Romps Water Port, Ohio Marina, has installed a new 18-hole prefabricated, modular Anywhere Links, Jr. mini-golf course from Adventure Golf & Sports (AGS).
The new course uses a patented interlocking panel system and replaces a 36-hole concrete-built course that started out as a franchised course in the mid-1960s.
“We were very excited that it was easy to install,” said John Gabriel, co-owner of Romps Water Port. “It was something we could install. That way, we could place the course as we saw fit. And then, if you want… you can even move it around a little bit, change it up a little.”
Romps Water Port is a 17-acre facility with a 250-dock marina that includes the mini-golf course attraction (Romps Putter Port), a heated swimming pool, an ice cream stand (the Dairy Dock), fuel and a full-service department to work on boats. It is a family-friendly marina that started in 1957 in Vermillion, Ohio and is in its third and fourth generations of family ownership.
This past winter, the Innes and Gabriel families (co-owners of Romps Water Port) began their quest to replace the concrete-built 36-hole course. “We wanted to meet local codes and create more accessibility for people with mobility issues,” says Gabriel. “And spacing-wise, the new course is just a better flow of traffic. The other course was pretty crowded and didn’t allow for a lot of maneuvering between the holes. These holes are now longer; they take up the space. Where the old course was par 2s, this is more par 3s.

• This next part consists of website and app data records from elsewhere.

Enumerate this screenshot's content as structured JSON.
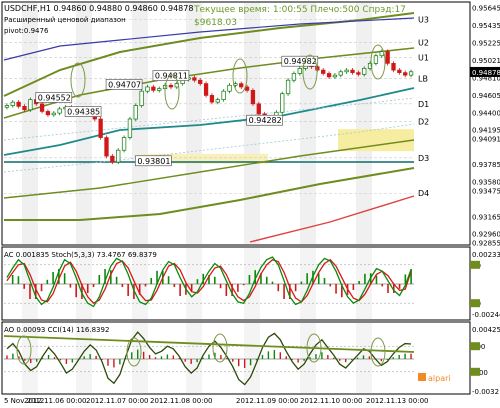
{
  "header": {
    "symbol_line": "USDCHF,H1  0.94860 0.94880 0.94860 0.94878",
    "indicator_caption": "Расширенный ценовой диапазон",
    "pivot_caption": "pivot:0.9476",
    "time_info": "Текущее время: 1:00:55 Плечо:500  Спрэд:17",
    "balance": "$9618.03"
  },
  "chart_data": [
    {
      "type": "line",
      "title": "USDCHF,H1",
      "price_axis": [
        "0.95645",
        "0.95435",
        "0.95225",
        "0.95021",
        "0.94810",
        "0.94605",
        "0.94400",
        "0.94195",
        "0.94091",
        "0.93785",
        "0.93580",
        "0.93475",
        "0.93165",
        "0.92960",
        "0.92855"
      ],
      "ylim": [
        0.9285,
        0.9566
      ],
      "last_price": "0.94878",
      "levels": [
        {
          "name": "U3",
          "value": 0.955
        },
        {
          "name": "U2",
          "value": 0.9523
        },
        {
          "name": "U1",
          "value": 0.9505
        },
        {
          "name": "LB",
          "value": 0.948
        },
        {
          "name": "D1",
          "value": 0.945
        },
        {
          "name": "D2",
          "value": 0.9429
        },
        {
          "name": "D3",
          "value": 0.9386
        },
        {
          "name": "D4",
          "value": 0.9344
        }
      ],
      "price_labels": [
        {
          "text": "0.94552",
          "value": 0.94552
        },
        {
          "text": "0.94385",
          "value": 0.94385
        },
        {
          "text": "0.94707",
          "value": 0.94707
        },
        {
          "text": "0.94811",
          "value": 0.94811
        },
        {
          "text": "0.94982",
          "value": 0.94982
        },
        {
          "text": "0.94282",
          "value": 0.94282
        },
        {
          "text": "0.93801",
          "value": 0.93801
        }
      ],
      "close_series": [
        0.9448,
        0.9452,
        0.9447,
        0.9443,
        0.9455,
        0.945,
        0.9441,
        0.9437,
        0.9439,
        0.9444,
        0.9446,
        0.9441,
        0.9439,
        0.944,
        0.9438,
        0.9432,
        0.941,
        0.9388,
        0.9381,
        0.9395,
        0.941,
        0.9432,
        0.9448,
        0.9465,
        0.947,
        0.9466,
        0.9468,
        0.9472,
        0.947,
        0.9474,
        0.9479,
        0.9481,
        0.9478,
        0.9474,
        0.946,
        0.9452,
        0.9455,
        0.9465,
        0.9472,
        0.9474,
        0.947,
        0.9466,
        0.945,
        0.9438,
        0.9431,
        0.9428,
        0.944,
        0.9462,
        0.9478,
        0.9486,
        0.9492,
        0.9497,
        0.9494,
        0.949,
        0.9486,
        0.9482,
        0.9484,
        0.9488,
        0.949,
        0.9487,
        0.9485,
        0.9492,
        0.9498,
        0.9507,
        0.9512,
        0.9498,
        0.949,
        0.9487,
        0.9484,
        0.9488
      ]
    },
    {
      "type": "line",
      "title": "AC 0.001835  Stoch(5,3,3) 73.4767 69.8379",
      "value_axis": [
        "0.002339",
        "80",
        "20",
        "-0.002441"
      ],
      "ylim": [
        0,
        100
      ],
      "stoch_main": [
        60,
        75,
        88,
        80,
        55,
        30,
        18,
        25,
        45,
        70,
        88,
        82,
        60,
        35,
        20,
        15,
        30,
        55,
        78,
        90,
        85,
        65,
        40,
        22,
        18,
        28,
        50,
        72,
        85,
        80,
        60,
        42,
        30,
        38,
        55,
        70,
        82,
        75,
        55,
        35,
        22,
        20,
        35,
        58,
        76,
        88,
        92,
        80,
        55,
        30,
        18,
        22,
        40,
        62,
        80,
        90,
        86,
        70,
        48,
        30,
        20,
        25,
        42,
        60,
        74,
        70,
        55,
        40,
        32,
        48,
        73
      ],
      "stoch_signal": [
        55,
        68,
        80,
        82,
        65,
        42,
        25,
        22,
        35,
        58,
        78,
        84,
        70,
        48,
        30,
        20,
        25,
        42,
        65,
        82,
        86,
        75,
        55,
        35,
        24,
        25,
        40,
        60,
        78,
        82,
        72,
        52,
        38,
        36,
        46,
        62,
        75,
        78,
        65,
        45,
        30,
        24,
        30,
        46,
        66,
        80,
        88,
        85,
        68,
        45,
        28,
        22,
        32,
        50,
        68,
        82,
        88,
        78,
        60,
        42,
        28,
        24,
        34,
        50,
        65,
        70,
        63,
        50,
        40,
        42,
        70
      ]
    },
    {
      "type": "line",
      "title": "AO 0.00093  CCI(14) 116.8392",
      "value_axis": [
        "0.004257",
        "100",
        "-100",
        "-0.0032"
      ],
      "ylim": [
        -250,
        250
      ],
      "cci": [
        80,
        120,
        60,
        -40,
        -90,
        -60,
        20,
        90,
        40,
        -30,
        -110,
        -80,
        -10,
        60,
        110,
        70,
        -20,
        -150,
        -190,
        -120,
        20,
        150,
        210,
        160,
        90,
        40,
        60,
        100,
        80,
        20,
        -60,
        -110,
        -70,
        30,
        100,
        140,
        90,
        20,
        -60,
        -160,
        -200,
        -140,
        -30,
        90,
        170,
        200,
        150,
        60,
        -20,
        -80,
        -40,
        40,
        110,
        150,
        90,
        30,
        -40,
        -70,
        -20,
        30,
        80,
        60,
        0,
        -50,
        -20,
        40,
        90,
        120,
        117
      ]
    },
    {
      "type": "table",
      "title": "time axis",
      "time_labels": [
        "5 Nov 2012",
        "2012.11.06 00:00",
        "2012.11.07 00:00",
        "2012.11.08 00:00",
        "2012.11.09 00:00",
        "2012.11.10 00:00",
        "2012.11.13 00:00"
      ]
    }
  ],
  "watermark": "alpari"
}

“It rained this morning and they’re playing out there now. The panels drain right through… The pad drains off nicely. It’s pitched ever so slightly so the whole place dries out quickly… The carpet on the old course held on to moisture. You’d go to play after a heavy rain and the ball would spin water and it’d be slow, and it wasn’t nearly as nice. It was old technology. All the holes were framed with wood, and you had to sand and repaint that and freshen it up very year, and it was just a lot of maintenance.
“We saved the best of the old course. The water tower remains, and the blue bridge is there, and there are two nautical buoys and a sign that points to Key West and various locations like that with the distance in miles. So those things are scattered throughout the course. We were able to incorporate the old and the new, so it didn’t lose its Vermillion flavour.”